Barrès’ novels In the Eyes of the Barbarians (1888), A Free Man (1889), and Berenice’s Garden (1891), which make up the trilogy The Cult of Myself, as well as the decadent book On Blood, Passion, and Death (1894), are characterized by mystical self-analysis and also by chauvinism. The comedy A Day in Parliament (1894; Russian translation, The Seamy Side, 1895) ridicules parliamentary government. The book The Enemy of the Laws (1893) contains a reactionary critique of socialism. The trilogy The Novel of National Energy, which consists of the novels The Uprooted (1897), The Call to Arms (1900), and Their Faces (1902), propounds racist ideas. The novel The Inspired Hill (1913) is pervaded by apologias for Catholicism. Barres was well known for his sarcastic attitude toward the Third Republic; however, all his accusations had a distinctly antidemocratic quality.

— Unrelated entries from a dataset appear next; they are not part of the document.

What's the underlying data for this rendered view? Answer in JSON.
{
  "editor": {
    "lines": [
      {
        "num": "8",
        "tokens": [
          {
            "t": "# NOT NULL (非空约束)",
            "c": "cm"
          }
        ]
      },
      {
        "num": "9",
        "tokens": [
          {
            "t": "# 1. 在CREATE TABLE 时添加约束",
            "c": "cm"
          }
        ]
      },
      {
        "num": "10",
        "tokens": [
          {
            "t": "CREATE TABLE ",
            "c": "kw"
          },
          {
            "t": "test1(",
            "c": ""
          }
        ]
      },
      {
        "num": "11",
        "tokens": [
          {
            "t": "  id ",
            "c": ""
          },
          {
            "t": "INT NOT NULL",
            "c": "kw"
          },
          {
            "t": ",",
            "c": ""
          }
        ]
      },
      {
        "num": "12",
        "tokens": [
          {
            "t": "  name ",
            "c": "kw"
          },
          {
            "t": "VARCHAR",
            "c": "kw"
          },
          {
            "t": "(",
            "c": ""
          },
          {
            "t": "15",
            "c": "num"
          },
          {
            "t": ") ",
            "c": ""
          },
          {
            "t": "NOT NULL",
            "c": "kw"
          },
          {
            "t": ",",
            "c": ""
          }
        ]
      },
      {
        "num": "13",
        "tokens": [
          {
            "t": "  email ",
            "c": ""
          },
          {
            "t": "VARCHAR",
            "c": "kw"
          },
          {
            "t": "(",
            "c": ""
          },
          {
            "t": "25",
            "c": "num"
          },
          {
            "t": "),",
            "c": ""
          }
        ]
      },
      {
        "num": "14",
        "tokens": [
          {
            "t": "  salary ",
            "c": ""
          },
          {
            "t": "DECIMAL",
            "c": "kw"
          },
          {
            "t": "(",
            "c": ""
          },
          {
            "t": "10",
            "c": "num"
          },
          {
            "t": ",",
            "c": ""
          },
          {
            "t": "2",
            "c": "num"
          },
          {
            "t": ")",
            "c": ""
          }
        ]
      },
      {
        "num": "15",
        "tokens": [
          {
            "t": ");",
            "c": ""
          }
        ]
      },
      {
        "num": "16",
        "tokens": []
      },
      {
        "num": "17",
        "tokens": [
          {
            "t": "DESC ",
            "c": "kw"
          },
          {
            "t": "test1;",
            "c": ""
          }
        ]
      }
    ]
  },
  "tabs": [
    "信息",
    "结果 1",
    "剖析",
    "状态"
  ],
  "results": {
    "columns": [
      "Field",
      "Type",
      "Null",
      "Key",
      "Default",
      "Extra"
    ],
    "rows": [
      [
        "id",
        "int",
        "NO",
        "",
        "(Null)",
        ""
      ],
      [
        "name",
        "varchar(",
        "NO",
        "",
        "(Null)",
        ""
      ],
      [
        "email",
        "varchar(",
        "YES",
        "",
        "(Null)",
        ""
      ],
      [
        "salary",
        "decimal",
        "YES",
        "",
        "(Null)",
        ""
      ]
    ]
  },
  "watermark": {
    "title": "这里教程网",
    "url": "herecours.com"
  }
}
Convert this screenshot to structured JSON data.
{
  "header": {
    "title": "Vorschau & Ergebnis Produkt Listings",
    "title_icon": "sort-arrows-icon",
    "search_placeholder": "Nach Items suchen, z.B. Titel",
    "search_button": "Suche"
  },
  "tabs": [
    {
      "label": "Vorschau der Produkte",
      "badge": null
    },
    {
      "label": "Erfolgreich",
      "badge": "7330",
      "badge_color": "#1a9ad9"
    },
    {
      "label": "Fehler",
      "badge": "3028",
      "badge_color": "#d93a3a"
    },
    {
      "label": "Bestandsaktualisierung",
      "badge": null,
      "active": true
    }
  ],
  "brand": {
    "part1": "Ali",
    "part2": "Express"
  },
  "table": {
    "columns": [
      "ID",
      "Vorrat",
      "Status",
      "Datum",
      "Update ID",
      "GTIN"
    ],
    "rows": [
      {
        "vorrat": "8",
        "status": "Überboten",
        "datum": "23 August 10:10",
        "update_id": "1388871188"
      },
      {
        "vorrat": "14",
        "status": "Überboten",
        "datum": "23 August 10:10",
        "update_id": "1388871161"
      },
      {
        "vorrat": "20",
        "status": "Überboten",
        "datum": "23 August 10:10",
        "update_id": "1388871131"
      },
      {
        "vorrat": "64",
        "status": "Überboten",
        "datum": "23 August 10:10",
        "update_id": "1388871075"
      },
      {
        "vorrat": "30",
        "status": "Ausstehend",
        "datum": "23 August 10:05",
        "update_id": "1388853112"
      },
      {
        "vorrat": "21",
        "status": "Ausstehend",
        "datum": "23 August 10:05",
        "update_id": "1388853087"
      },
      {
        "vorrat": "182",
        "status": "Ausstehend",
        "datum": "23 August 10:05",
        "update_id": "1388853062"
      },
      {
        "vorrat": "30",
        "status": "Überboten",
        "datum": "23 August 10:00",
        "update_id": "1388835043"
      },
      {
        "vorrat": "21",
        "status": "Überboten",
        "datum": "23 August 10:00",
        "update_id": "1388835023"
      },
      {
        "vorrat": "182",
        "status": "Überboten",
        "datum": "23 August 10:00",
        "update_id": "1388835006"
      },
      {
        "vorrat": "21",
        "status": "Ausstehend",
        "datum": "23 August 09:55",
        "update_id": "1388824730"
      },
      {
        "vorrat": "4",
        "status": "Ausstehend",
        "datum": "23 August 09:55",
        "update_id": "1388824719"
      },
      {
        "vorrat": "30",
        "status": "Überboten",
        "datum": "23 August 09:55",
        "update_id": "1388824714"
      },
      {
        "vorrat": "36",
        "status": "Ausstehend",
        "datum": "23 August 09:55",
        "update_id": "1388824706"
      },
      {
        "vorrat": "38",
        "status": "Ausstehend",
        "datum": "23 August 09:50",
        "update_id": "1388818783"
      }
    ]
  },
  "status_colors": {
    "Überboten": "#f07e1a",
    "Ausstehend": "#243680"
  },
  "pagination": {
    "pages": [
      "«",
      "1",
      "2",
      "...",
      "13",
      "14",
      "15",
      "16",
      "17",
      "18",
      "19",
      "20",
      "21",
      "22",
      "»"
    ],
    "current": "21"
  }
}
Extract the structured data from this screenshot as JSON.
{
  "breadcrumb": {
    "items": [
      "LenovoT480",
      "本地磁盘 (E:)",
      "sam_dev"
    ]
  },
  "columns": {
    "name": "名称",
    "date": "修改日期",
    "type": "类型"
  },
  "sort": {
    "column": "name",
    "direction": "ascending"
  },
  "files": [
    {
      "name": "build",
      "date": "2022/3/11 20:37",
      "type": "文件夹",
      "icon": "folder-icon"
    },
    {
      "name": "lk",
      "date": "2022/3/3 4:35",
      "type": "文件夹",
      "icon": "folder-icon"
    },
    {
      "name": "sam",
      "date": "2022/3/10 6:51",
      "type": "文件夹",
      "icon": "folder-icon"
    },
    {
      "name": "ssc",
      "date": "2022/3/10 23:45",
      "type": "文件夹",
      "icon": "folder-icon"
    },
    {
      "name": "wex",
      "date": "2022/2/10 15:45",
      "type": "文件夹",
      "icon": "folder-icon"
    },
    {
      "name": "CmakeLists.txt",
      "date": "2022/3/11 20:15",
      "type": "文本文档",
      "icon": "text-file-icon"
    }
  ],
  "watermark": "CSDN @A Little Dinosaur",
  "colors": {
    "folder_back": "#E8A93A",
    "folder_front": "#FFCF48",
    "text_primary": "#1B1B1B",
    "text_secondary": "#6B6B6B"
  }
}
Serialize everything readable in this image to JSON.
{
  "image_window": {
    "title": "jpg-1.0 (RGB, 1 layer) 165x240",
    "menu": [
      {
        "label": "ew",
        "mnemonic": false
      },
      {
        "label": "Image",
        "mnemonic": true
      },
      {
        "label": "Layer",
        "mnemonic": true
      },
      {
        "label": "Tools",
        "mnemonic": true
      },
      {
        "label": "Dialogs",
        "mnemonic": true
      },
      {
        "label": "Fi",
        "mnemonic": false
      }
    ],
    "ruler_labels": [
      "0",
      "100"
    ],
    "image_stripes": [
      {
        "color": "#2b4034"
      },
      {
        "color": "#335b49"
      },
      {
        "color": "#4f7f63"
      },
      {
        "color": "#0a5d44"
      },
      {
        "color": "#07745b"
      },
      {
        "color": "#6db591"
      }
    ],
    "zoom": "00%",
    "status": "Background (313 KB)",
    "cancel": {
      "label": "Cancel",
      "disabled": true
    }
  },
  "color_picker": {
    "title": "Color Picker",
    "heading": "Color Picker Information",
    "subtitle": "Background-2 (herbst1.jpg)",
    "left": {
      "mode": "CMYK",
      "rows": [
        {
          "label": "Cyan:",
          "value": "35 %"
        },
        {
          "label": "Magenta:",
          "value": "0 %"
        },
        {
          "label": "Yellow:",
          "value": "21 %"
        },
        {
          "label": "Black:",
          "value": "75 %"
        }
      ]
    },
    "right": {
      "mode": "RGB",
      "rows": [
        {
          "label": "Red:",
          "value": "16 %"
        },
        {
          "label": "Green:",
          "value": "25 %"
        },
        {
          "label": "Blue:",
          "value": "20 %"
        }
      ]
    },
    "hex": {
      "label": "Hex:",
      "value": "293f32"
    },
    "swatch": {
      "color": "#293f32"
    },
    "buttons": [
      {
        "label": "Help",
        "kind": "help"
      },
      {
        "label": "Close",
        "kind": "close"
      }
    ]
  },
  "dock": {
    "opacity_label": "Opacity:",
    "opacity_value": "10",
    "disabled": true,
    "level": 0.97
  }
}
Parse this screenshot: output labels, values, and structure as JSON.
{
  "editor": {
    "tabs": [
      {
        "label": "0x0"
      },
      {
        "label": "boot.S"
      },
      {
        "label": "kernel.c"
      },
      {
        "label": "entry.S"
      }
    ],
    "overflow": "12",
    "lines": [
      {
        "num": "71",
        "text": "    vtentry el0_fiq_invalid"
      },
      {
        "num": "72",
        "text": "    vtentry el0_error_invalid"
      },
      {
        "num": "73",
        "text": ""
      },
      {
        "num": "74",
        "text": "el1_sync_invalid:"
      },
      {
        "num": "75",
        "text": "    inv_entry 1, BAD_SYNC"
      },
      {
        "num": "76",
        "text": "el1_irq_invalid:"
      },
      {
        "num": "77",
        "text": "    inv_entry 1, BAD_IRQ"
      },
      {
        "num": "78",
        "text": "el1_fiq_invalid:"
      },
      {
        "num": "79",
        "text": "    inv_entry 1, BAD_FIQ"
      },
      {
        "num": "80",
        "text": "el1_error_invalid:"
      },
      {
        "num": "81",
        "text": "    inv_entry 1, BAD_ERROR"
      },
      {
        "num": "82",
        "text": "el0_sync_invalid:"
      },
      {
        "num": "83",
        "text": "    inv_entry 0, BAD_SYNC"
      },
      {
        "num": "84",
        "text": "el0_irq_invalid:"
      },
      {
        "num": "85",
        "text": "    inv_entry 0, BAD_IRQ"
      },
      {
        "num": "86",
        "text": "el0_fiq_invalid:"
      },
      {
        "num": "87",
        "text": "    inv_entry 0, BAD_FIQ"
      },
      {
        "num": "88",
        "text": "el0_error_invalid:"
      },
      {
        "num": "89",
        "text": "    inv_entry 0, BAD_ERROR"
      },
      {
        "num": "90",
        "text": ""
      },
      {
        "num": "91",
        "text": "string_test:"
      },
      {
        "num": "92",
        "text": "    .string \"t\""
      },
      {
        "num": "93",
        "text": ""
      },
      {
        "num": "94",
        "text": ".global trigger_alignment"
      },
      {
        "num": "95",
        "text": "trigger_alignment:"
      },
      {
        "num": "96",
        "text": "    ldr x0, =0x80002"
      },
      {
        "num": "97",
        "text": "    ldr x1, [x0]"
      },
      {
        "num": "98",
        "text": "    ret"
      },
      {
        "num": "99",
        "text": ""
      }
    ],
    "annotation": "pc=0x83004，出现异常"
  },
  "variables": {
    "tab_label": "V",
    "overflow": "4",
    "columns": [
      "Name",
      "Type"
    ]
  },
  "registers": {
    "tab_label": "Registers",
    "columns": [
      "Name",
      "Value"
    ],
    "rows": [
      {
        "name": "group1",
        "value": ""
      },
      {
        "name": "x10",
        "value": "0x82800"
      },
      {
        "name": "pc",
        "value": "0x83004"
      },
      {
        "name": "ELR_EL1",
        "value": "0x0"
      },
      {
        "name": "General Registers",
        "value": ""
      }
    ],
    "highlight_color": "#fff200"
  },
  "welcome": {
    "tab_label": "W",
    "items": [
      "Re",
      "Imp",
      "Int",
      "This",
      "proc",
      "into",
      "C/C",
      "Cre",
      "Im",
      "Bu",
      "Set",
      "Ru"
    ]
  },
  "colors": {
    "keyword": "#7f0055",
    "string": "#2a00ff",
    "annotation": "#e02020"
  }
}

WORKSMes Cahiers, vols. 1–14. Paris, 1929–51.
REFERENCESRykova, N. Sovremennaia frantsuzskaia literatura. Leningrad, 1939.
Istoriia frantsuzskoi literatury, vol. 3. Moscow, 1959.
Aragon, L. “Barres v nashi dni.” Sobr. soch., vol. 10. Moscow, 1961.
Lalou, R. Maurice Barrés. Paris, 1950.
Domenach, J.-M. Barres par lui-même. Paris, 1954.
Zarach, A. Bibliographie barrésienne, 1881–1948. Paris, 1951.